"More women die of heart disease than all forms of cancer combined," said Karen Colbert, communications director for the association's Pittsburgh office.

According to the association, 43 million American women are affected by heart disease.

Among both men and women, there were 3,336 deaths attributed to heart disease in Allegheny County in 2010, the latest year for which data is available, according to the county Mortality Report.

There is often the perception that heart disease is a man's problem, but it also affects women in large numbers, said Karen Hacker, director of the county Health Department.

Women can work toward better heart health by taking steps such as eating healthy food, exercising and paying attention to indicators such as cholesterol and blood pressure, Ms. Colbert said.

On behalf of Allegheny County Executive Rich Fitzgerald, Dr. Hacker will proclaim today "Wear RED Day" in the county and at noon will participate in a heart health screening in the lobby of Magee-Womens Hospital of UPMC in Oakland.

Free cardiovascular screenings for both men and women will be offered in the same lobby from 10 a.m. to 1 p.m. Additional times and locations for free screenings can be found at upmc.com/checkyourheart.

Downtown, Highmark will conduct free blood pressure screenings from 10 a.m. to 1 p.m. today at Fifth Avenue Place.


Kaitlynn Riely: kriely@post-gazette.com.

Join the conversation:

Commenting policy | How to report abuse
To report inappropriate comments, abuse and/or repeat offenders, please send an email to socialmedia@post-gazette.com and include a link to the article and a copy of the comment. Your report will be reviewed in a timely manner. Thank you.
Commenting policy | How to report abuse

Advertisement
Advertisement
Advertisement

You have 2 remaining free articles this month

Try unlimited digital access

If you are an existing subscriber,
link your account for free access. Start here

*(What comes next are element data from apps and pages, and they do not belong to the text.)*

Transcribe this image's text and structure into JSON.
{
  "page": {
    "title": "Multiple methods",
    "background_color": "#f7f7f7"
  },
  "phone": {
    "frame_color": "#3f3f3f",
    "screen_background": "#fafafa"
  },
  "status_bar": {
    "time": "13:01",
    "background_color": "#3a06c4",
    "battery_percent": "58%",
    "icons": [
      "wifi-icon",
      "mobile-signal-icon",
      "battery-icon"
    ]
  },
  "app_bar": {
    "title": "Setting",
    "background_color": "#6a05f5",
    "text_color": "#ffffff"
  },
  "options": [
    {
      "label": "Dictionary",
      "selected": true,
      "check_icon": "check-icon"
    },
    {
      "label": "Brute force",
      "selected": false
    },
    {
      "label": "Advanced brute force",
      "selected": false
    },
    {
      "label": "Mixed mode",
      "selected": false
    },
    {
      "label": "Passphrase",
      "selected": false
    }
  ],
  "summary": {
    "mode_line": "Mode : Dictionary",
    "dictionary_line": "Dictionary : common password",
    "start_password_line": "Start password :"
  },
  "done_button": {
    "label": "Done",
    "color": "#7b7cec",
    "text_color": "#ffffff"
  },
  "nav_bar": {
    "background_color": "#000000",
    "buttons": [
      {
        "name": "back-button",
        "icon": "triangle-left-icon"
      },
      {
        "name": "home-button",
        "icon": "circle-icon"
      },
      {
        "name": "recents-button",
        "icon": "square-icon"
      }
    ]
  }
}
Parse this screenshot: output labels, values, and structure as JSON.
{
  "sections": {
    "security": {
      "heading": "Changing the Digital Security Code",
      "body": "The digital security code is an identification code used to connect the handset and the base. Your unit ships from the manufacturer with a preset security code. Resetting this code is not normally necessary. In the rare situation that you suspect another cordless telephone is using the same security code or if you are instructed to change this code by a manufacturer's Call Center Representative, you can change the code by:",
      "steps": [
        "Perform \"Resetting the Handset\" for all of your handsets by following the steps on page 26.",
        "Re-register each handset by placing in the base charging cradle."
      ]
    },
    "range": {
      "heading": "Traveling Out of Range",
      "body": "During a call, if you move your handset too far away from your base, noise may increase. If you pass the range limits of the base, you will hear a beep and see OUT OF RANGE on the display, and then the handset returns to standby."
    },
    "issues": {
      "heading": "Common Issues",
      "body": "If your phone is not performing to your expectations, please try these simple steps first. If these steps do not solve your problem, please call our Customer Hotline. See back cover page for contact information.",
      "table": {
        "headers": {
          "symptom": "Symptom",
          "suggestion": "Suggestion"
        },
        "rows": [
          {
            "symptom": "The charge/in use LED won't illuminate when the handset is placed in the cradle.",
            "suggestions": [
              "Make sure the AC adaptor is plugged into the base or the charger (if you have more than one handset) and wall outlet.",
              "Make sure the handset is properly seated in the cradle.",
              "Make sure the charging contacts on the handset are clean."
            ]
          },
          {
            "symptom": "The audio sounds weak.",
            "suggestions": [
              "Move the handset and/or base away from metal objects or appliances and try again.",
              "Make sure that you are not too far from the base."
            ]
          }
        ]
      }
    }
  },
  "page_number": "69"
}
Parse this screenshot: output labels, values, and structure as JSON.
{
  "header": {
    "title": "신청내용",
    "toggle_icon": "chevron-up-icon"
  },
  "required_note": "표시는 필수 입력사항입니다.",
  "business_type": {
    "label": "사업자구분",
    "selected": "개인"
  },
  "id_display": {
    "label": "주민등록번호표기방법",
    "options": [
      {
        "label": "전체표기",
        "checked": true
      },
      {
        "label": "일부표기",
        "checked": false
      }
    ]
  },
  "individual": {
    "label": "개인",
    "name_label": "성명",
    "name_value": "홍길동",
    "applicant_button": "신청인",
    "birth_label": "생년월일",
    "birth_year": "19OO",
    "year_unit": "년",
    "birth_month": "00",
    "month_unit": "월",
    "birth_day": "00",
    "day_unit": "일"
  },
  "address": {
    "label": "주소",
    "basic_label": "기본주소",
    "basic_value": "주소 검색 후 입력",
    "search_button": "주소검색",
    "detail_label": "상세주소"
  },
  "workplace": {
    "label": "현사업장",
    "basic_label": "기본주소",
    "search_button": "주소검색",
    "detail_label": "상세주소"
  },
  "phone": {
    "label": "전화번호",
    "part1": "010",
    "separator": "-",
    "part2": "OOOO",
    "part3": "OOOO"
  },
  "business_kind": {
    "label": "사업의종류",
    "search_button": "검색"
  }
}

You’ve reached the limit of free articles this month.

To continue unlimited reading

If you are an existing subscriber,
link your account for free access. Start here